Required work:
From the records below, copy each line that has the word "this" in it.

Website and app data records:
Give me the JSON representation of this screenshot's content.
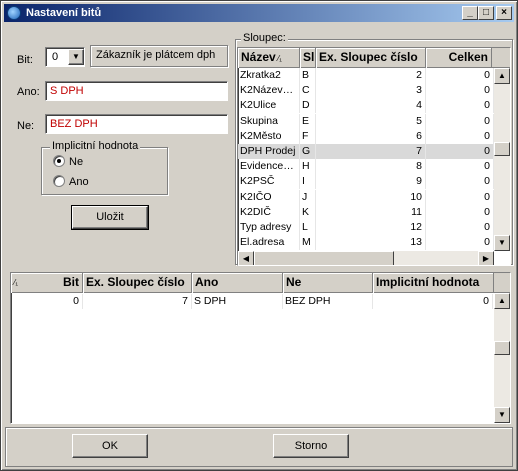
{
  "window": {
    "title": "Nastavení bitů"
  },
  "form": {
    "bit_label": "Bit:",
    "bit_value": "0",
    "bit_description": "Zákazník je plátcem dph",
    "ano_label": "Ano:",
    "ano_value": "S DPH",
    "ne_label": "Ne:",
    "ne_value": "BEZ DPH",
    "default_group_title": "Implicitní hodnota",
    "default_options": [
      {
        "label": "Ne",
        "selected": true
      },
      {
        "label": "Ano",
        "selected": false
      }
    ],
    "save_label": "Uložit"
  },
  "column_table": {
    "group_title": "Sloupec:",
    "headers": [
      "Název",
      "Sl",
      "Ex. Sloupec číslo",
      "Celken"
    ],
    "rows": [
      {
        "name": "Zkratka2",
        "col": "B",
        "num": "2",
        "total": "0"
      },
      {
        "name": "K2Název…",
        "col": "C",
        "num": "3",
        "total": "0"
      },
      {
        "name": "K2Ulice",
        "col": "D",
        "num": "4",
        "total": "0"
      },
      {
        "name": "Skupina",
        "col": "E",
        "num": "5",
        "total": "0"
      },
      {
        "name": "K2Město",
        "col": "F",
        "num": "6",
        "total": "0"
      },
      {
        "name": "DPH Prodej",
        "col": "G",
        "num": "7",
        "total": "0",
        "selected": true
      },
      {
        "name": "Evidence…",
        "col": "H",
        "num": "8",
        "total": "0"
      },
      {
        "name": "K2PSČ",
        "col": "I",
        "num": "9",
        "total": "0"
      },
      {
        "name": "K2IČO",
        "col": "J",
        "num": "10",
        "total": "0"
      },
      {
        "name": "K2DIČ",
        "col": "K",
        "num": "11",
        "total": "0"
      },
      {
        "name": "Typ adresy",
        "col": "L",
        "num": "12",
        "total": "0"
      },
      {
        "name": "El.adresa",
        "col": "M",
        "num": "13",
        "total": "0"
      }
    ]
  },
  "bits_table": {
    "headers": [
      "Bit",
      "Ex. Sloupec číslo",
      "Ano",
      "Ne",
      "Implicitní hodnota"
    ],
    "rows": [
      {
        "bit": "0",
        "col_num": "7",
        "ano": "S DPH",
        "ne": "BEZ DPH",
        "default": "0"
      }
    ]
  },
  "footer": {
    "ok_label": "OK",
    "cancel_label": "Storno"
  },
  "icons": {
    "app": "app-globe-icon",
    "minimize": "minimize-icon",
    "maximize": "maximize-icon",
    "close": "close-icon",
    "sort": "sort-ascending-icon"
  }
}
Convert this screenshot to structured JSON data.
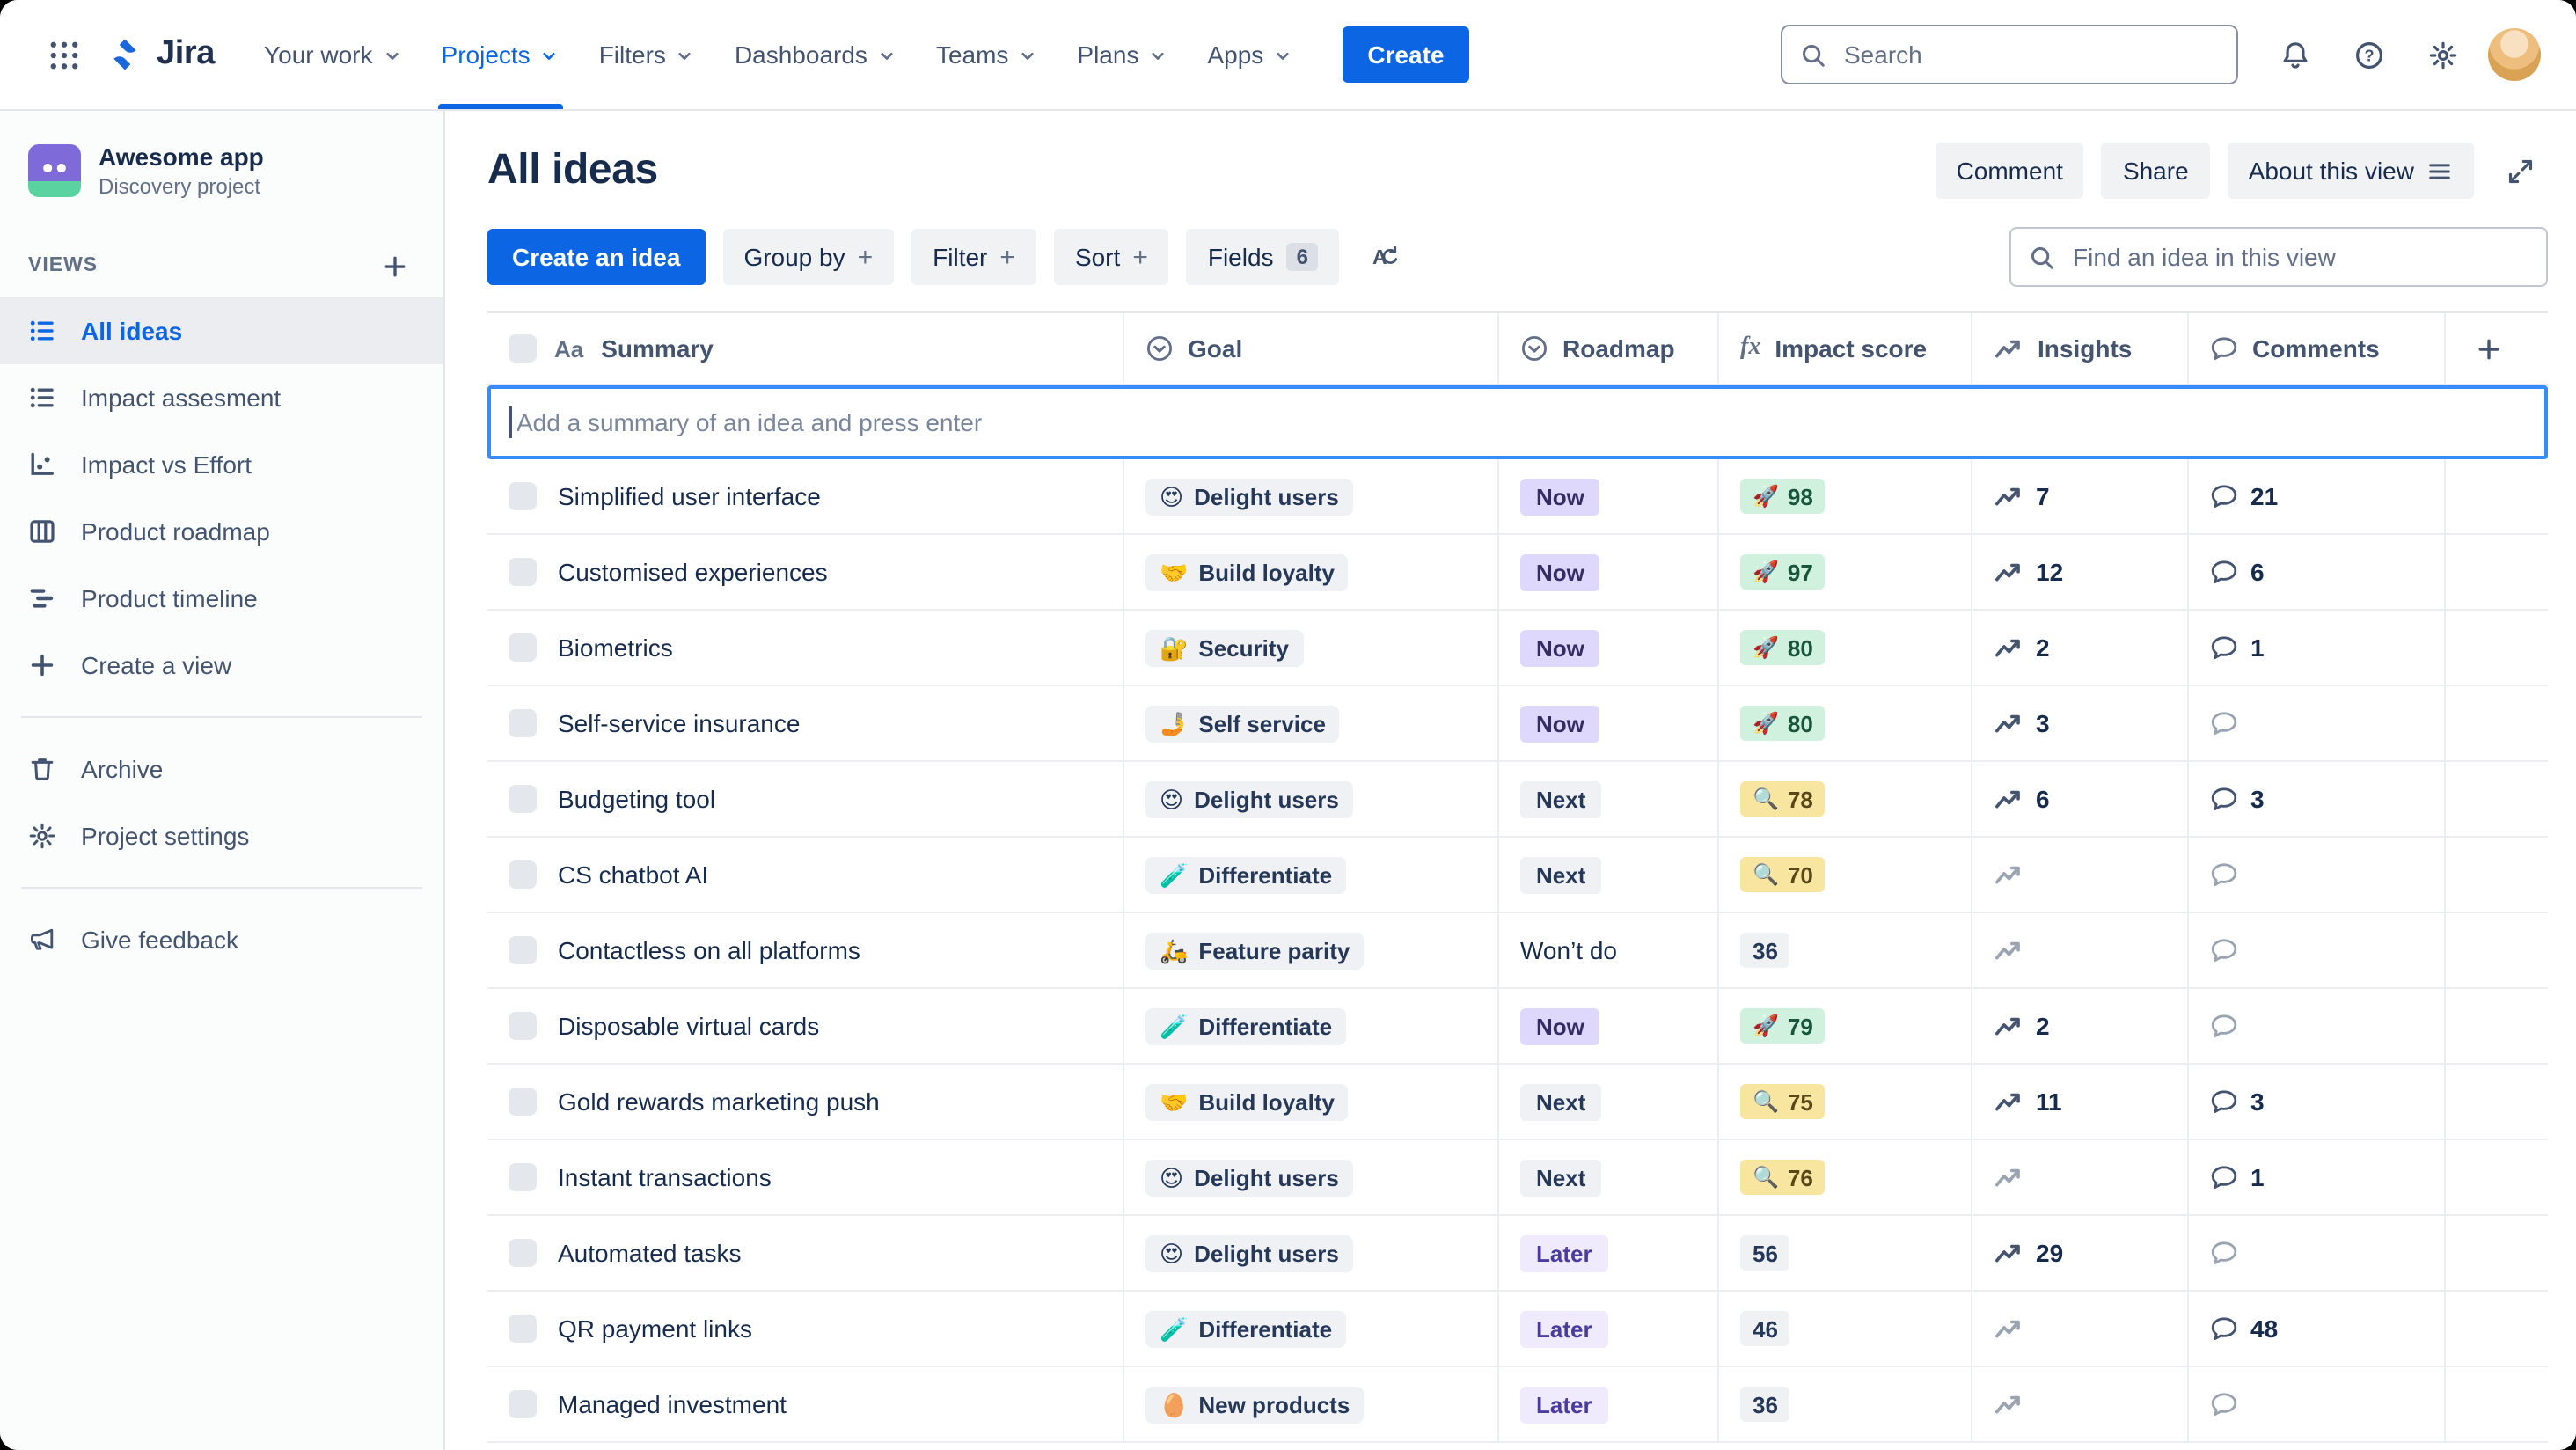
{
  "topnav": {
    "brand": "Jira",
    "items": [
      {
        "label": "Your work",
        "active": false
      },
      {
        "label": "Projects",
        "active": true
      },
      {
        "label": "Filters",
        "active": false
      },
      {
        "label": "Dashboards",
        "active": false
      },
      {
        "label": "Teams",
        "active": false
      },
      {
        "label": "Plans",
        "active": false
      },
      {
        "label": "Apps",
        "active": false
      }
    ],
    "create_label": "Create",
    "search_placeholder": "Search"
  },
  "sidebar": {
    "project_name": "Awesome app",
    "project_type": "Discovery project",
    "views_label": "VIEWS",
    "views": [
      {
        "label": "All ideas",
        "icon": "list",
        "selected": true
      },
      {
        "label": "Impact assesment",
        "icon": "list",
        "selected": false
      },
      {
        "label": "Impact vs Effort",
        "icon": "scatter",
        "selected": false
      },
      {
        "label": "Product roadmap",
        "icon": "board",
        "selected": false
      },
      {
        "label": "Product timeline",
        "icon": "timeline",
        "selected": false
      },
      {
        "label": "Create a view",
        "icon": "plus",
        "selected": false
      }
    ],
    "tools": [
      {
        "label": "Archive",
        "icon": "trash"
      },
      {
        "label": "Project settings",
        "icon": "gear"
      }
    ],
    "feedback_label": "Give feedback"
  },
  "page": {
    "title": "All ideas",
    "comment_label": "Comment",
    "share_label": "Share",
    "about_label": "About this view"
  },
  "toolbar": {
    "create_idea_label": "Create an idea",
    "group_by_label": "Group by",
    "filter_label": "Filter",
    "sort_label": "Sort",
    "fields_label": "Fields",
    "fields_count": "6",
    "find_placeholder": "Find an idea in this view"
  },
  "table": {
    "summary_icon": "Aa",
    "fx_icon": "fx",
    "columns": [
      "Summary",
      "Goal",
      "Roadmap",
      "Impact score",
      "Insights",
      "Comments"
    ],
    "add_placeholder": "Add a summary of an idea and press enter",
    "rows": [
      {
        "summary": "Simplified user interface",
        "goal_emoji": "😍",
        "goal": "Delight users",
        "stage": "Now",
        "stage_color": "purple",
        "score": "98",
        "score_emoji": "🚀",
        "score_color": "green",
        "insights": "7",
        "comments": "21"
      },
      {
        "summary": "Customised experiences",
        "goal_emoji": "🤝",
        "goal": "Build loyalty",
        "stage": "Now",
        "stage_color": "purple",
        "score": "97",
        "score_emoji": "🚀",
        "score_color": "green",
        "insights": "12",
        "comments": "6"
      },
      {
        "summary": "Biometrics",
        "goal_emoji": "🔐",
        "goal": "Security",
        "stage": "Now",
        "stage_color": "purple",
        "score": "80",
        "score_emoji": "🚀",
        "score_color": "green",
        "insights": "2",
        "comments": "1"
      },
      {
        "summary": "Self-service insurance",
        "goal_emoji": "🤳",
        "goal": "Self service",
        "stage": "Now",
        "stage_color": "purple",
        "score": "80",
        "score_emoji": "🚀",
        "score_color": "green",
        "insights": "3",
        "comments": ""
      },
      {
        "summary": "Budgeting tool",
        "goal_emoji": "😍",
        "goal": "Delight users",
        "stage": "Next",
        "stage_color": "gray",
        "score": "78",
        "score_emoji": "🔍",
        "score_color": "yellow",
        "insights": "6",
        "comments": "3"
      },
      {
        "summary": "CS chatbot AI",
        "goal_emoji": "🧪",
        "goal": "Differentiate",
        "stage": "Next",
        "stage_color": "gray",
        "score": "70",
        "score_emoji": "🔍",
        "score_color": "yellow",
        "insights": "",
        "comments": ""
      },
      {
        "summary": "Contactless on all platforms",
        "goal_emoji": "🛵",
        "goal": "Feature parity",
        "stage": "Won’t do",
        "stage_color": "none",
        "score": "36",
        "score_emoji": "",
        "score_color": "gray",
        "insights": "",
        "comments": ""
      },
      {
        "summary": "Disposable virtual cards",
        "goal_emoji": "🧪",
        "goal": "Differentiate",
        "stage": "Now",
        "stage_color": "purple",
        "score": "79",
        "score_emoji": "🚀",
        "score_color": "green",
        "insights": "2",
        "comments": ""
      },
      {
        "summary": "Gold rewards marketing push",
        "goal_emoji": "🤝",
        "goal": "Build loyalty",
        "stage": "Next",
        "stage_color": "gray",
        "score": "75",
        "score_emoji": "🔍",
        "score_color": "yellow",
        "insights": "11",
        "comments": "3"
      },
      {
        "summary": "Instant transactions",
        "goal_emoji": "😍",
        "goal": "Delight users",
        "stage": "Next",
        "stage_color": "gray",
        "score": "76",
        "score_emoji": "🔍",
        "score_color": "yellow",
        "insights": "",
        "comments": "1"
      },
      {
        "summary": "Automated tasks",
        "goal_emoji": "😍",
        "goal": "Delight users",
        "stage": "Later",
        "stage_color": "lavender",
        "score": "56",
        "score_emoji": "",
        "score_color": "gray",
        "insights": "29",
        "comments": ""
      },
      {
        "summary": "QR payment links",
        "goal_emoji": "🧪",
        "goal": "Differentiate",
        "stage": "Later",
        "stage_color": "lavender",
        "score": "46",
        "score_emoji": "",
        "score_color": "gray",
        "insights": "",
        "comments": "48"
      },
      {
        "summary": "Managed investment",
        "goal_emoji": "🥚",
        "goal": "New products",
        "stage": "Later",
        "stage_color": "lavender",
        "score": "36",
        "score_emoji": "",
        "score_color": "gray",
        "insights": "",
        "comments": ""
      }
    ]
  }
}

Result of the exercise:
Give me the JSON representation of this screenshot's content.
Convert this screenshot to structured JSON data.
    "about_label": "About this view"
    "find_placeholder": "Find an idea in this view"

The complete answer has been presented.